WORK TASK: The entries need to be copied exactly.

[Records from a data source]
____________________
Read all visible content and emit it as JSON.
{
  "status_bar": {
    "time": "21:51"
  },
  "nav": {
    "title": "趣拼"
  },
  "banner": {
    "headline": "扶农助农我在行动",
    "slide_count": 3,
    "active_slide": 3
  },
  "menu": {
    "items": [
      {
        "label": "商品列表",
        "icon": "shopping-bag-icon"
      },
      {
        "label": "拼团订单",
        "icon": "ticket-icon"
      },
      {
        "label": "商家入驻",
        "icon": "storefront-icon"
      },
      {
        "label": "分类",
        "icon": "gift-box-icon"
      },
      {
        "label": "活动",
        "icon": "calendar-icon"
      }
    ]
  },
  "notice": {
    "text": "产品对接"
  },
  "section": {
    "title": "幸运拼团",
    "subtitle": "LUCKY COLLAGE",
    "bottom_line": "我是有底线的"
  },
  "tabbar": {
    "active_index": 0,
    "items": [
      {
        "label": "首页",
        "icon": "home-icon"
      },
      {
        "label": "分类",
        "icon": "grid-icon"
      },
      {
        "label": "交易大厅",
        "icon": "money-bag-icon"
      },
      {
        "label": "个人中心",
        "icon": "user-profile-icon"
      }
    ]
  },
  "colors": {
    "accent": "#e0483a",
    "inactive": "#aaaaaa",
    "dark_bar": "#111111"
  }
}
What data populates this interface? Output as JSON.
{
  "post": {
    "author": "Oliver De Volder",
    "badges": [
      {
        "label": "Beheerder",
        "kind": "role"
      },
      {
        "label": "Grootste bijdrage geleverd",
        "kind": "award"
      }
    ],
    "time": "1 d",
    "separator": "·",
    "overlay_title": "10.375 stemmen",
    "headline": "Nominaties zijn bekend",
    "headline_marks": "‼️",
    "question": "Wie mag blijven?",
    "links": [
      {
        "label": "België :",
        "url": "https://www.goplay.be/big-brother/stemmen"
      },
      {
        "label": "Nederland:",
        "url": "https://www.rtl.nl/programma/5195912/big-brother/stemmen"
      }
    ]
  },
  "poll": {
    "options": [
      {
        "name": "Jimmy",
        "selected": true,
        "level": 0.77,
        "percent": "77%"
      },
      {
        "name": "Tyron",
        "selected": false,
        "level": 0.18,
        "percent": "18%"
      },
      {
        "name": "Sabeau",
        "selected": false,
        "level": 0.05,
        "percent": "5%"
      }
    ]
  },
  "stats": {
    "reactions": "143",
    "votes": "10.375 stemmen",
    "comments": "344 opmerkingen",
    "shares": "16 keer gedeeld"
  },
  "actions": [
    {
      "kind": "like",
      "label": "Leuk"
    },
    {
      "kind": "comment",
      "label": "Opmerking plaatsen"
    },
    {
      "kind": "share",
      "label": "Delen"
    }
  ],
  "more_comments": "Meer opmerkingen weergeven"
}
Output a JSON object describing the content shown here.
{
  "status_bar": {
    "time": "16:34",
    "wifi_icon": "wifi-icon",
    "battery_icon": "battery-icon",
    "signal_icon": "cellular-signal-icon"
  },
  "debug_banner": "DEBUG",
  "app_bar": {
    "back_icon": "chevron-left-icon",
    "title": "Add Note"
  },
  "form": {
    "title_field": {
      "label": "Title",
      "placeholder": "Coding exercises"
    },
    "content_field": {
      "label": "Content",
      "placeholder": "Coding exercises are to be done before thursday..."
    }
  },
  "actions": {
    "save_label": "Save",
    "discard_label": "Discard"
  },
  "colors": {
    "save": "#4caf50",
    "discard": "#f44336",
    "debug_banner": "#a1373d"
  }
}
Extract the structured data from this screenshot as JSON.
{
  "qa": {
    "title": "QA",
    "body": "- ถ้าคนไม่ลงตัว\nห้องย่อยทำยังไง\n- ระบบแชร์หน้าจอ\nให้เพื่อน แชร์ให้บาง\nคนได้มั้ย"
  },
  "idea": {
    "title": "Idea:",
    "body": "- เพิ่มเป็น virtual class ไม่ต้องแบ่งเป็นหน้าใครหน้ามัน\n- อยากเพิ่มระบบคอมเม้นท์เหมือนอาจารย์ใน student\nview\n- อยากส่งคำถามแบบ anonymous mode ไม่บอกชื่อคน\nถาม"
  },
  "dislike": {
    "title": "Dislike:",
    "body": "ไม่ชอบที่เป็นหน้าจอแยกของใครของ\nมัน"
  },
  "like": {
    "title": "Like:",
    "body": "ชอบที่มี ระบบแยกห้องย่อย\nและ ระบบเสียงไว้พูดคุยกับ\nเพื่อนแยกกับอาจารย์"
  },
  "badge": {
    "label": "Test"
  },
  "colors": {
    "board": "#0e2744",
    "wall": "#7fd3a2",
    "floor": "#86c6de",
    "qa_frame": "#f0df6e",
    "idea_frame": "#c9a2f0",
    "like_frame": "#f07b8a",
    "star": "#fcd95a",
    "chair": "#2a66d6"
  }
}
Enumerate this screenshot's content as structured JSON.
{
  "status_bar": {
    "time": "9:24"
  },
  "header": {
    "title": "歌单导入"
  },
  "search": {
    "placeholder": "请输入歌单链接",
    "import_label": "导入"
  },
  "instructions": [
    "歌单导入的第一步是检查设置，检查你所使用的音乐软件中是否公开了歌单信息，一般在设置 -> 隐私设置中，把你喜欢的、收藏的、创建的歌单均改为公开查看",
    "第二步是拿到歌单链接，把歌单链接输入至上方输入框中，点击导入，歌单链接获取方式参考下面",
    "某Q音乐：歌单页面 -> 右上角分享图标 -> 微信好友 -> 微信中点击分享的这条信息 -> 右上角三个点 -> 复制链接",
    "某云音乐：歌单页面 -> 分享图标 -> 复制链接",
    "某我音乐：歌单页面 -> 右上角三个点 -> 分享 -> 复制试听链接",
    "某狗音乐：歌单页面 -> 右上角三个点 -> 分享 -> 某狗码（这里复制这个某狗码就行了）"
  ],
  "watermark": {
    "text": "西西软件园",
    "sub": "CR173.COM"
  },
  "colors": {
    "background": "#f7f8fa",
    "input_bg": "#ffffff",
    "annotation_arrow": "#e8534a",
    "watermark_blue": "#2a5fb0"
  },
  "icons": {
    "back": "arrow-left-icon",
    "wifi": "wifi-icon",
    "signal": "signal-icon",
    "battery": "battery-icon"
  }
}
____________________
EXERCISE OUTPUT:
Read all visible content and emit it as JSON.
{
  "status_bar": {
    "time": "21:51"
  },
  "nav": {
    "title": "趣拼"
  },
  "banner": {
    "headline": "扶农助农我在行动",
    "slide_count": 3,
    "active_slide": 3
  },
  "menu": {
    "items": [
      {
        "label": "商品列表",
        "icon": "shopping-bag-icon"
      },
      {
        "label": "拼团订单",
        "icon": "ticket-icon"
      },
      {
        "label": "商家入驻",
        "icon": "storefront-icon"
      },
      {
        "label": "分类",
        "icon": "gift-box-icon"
      },
      {
        "label": "活动",
        "icon": "calendar-icon"
      }
    ]
  },
  "notice": {
    "text": "产品对接"
  },
  "section": {
    "title": "幸运拼团",
    "subtitle": "LUCKY COLLAGE",
    "bottom_line": "我是有底线的"
  },
  "tabbar": {
    "active_index": 0,
    "items": [
      {
        "label": "首页",
        "icon": "home-icon"
      },
      {
        "label": "分类",
        "icon": "grid-icon"
      },
      {
        "label": "交易大厅",
        "icon": "money-bag-icon"
      },
      {
        "label": "个人中心",
        "icon": "user-profile-icon"
      }
    ]
  },
  "colors": {
    "accent": "#e0483a",
    "inactive": "#aaaaaa",
    "dark_bar": "#111111"
  }
}
What data populates this interface? Output as JSON.
{
  "post": {
    "author": "Oliver De Volder",
    "badges": [
      {
        "label": "Beheerder",
        "kind": "role"
      },
      {
        "label": "Grootste bijdrage geleverd",
        "kind": "award"
      }
    ],
    "time": "1 d",
    "separator": "·",
    "overlay_title": "10.375 stemmen",
    "headline": "Nominaties zijn bekend",
    "headline_marks": "‼️",
    "question": "Wie mag blijven?",
    "links": [
      {
        "label": "België :",
        "url": "https://www.goplay.be/big-brother/stemmen"
      },
      {
        "label": "Nederland:",
        "url": "https://www.rtl.nl/programma/5195912/big-brother/stemmen"
      }
    ]
  },
  "poll": {
    "options": [
      {
        "name": "Jimmy",
        "selected": true,
        "level": 0.77,
        "percent": "77%"
      },
      {
        "name": "Tyron",
        "selected": false,
        "level": 0.18,
        "percent": "18%"
      },
      {
        "name": "Sabeau",
        "selected": false,
        "level": 0.05,
        "percent": "5%"
      }
    ]
  },
  "stats": {
    "reactions": "143",
    "votes": "10.375 stemmen",
    "comments": "344 opmerkingen",
    "shares": "16 keer gedeeld"
  },
  "actions": [
    {
      "kind": "like",
      "label": "Leuk"
    },
    {
      "kind": "comment",
      "label": "Opmerking plaatsen"
    },
    {
      "kind": "share",
      "label": "Delen"
    }
  ],
  "more_comments": "Meer opmerkingen weergeven"
}
Output a JSON object describing the content shown here.
{
  "status_bar": {
    "time": "16:34",
    "wifi_icon": "wifi-icon",
    "battery_icon": "battery-icon",
    "signal_icon": "cellular-signal-icon"
  },
  "debug_banner": "DEBUG",
  "app_bar": {
    "back_icon": "chevron-left-icon",
    "title": "Add Note"
  },
  "form": {
    "title_field": {
      "label": "Title",
      "placeholder": "Coding exercises"
    },
    "content_field": {
      "label": "Content",
      "placeholder": "Coding exercises are to be done before thursday..."
    }
  },
  "actions": {
    "save_label": "Save",
    "discard_label": "Discard"
  },
  "colors": {
    "save": "#4caf50",
    "discard": "#f44336",
    "debug_banner": "#a1373d"
  }
}
Extract the structured data from this screenshot as JSON.
{
  "qa": {
    "title": "QA",
    "body": "- ถ้าคนไม่ลงตัว\nห้องย่อยทำยังไง\n- ระบบแชร์หน้าจอ\nให้เพื่อน แชร์ให้บาง\nคนได้มั้ย"
  },
  "idea": {
    "title": "Idea:",
    "body": "- เพิ่มเป็น virtual class ไม่ต้องแบ่งเป็นหน้าใครหน้ามัน\n- อยากเพิ่มระบบคอมเม้นท์เหมือนอาจารย์ใน student\nview\n- อยากส่งคำถามแบบ anonymous mode ไม่บอกชื่อคน\nถาม"
  },
  "dislike": {
    "title": "Dislike:",
    "body": "ไม่ชอบที่เป็นหน้าจอแยกของใครของ\nมัน"
  },
  "like": {
    "title": "Like:",
    "body": "ชอบที่มี ระบบแยกห้องย่อย\nและ ระบบเสียงไว้พูดคุยกับ\nเพื่อนแยกกับอาจารย์"
  },
  "badge": {
    "label": "Test"
  },
  "colors": {
    "board": "#0e2744",
    "wall": "#7fd3a2",
    "floor": "#86c6de",
    "qa_frame": "#f0df6e",
    "idea_frame": "#c9a2f0",
    "like_frame": "#f07b8a",
    "star": "#fcd95a",
    "chair": "#2a66d6"
  }
}
Enumerate this screenshot's content as structured JSON.
{
  "status_bar": {
    "time": "9:24"
  },
  "header": {
    "title": "歌单导入"
  },
  "search": {
    "placeholder": "请输入歌单链接",
    "import_label": "导入"
  },
  "instructions": [
    "歌单导入的第一步是检查设置，检查你所使用的音乐软件中是否公开了歌单信息，一般在设置 -> 隐私设置中，把你喜欢的、收藏的、创建的歌单均改为公开查看",
    "第二步是拿到歌单链接，把歌单链接输入至上方输入框中，点击导入，歌单链接获取方式参考下面",
    "某Q音乐：歌单页面 -> 右上角分享图标 -> 微信好友 -> 微信中点击分享的这条信息 -> 右上角三个点 -> 复制链接",
    "某云音乐：歌单页面 -> 分享图标 -> 复制链接",
    "某我音乐：歌单页面 -> 右上角三个点 -> 分享 -> 复制试听链接",
    "某狗音乐：歌单页面 -> 右上角三个点 -> 分享 -> 某狗码（这里复制这个某狗码就行了）"
  ],
  "watermark": {
    "text": "西西软件园",
    "sub": "CR173.COM"
  },
  "colors": {
    "background": "#f7f8fa",
    "input_bg": "#ffffff",
    "annotation_arrow": "#e8534a",
    "watermark_blue": "#2a5fb0"
  },
  "icons": {
    "back": "arrow-left-icon",
    "wifi": "wifi-icon",
    "signal": "signal-icon",
    "battery": "battery-icon"
  }
}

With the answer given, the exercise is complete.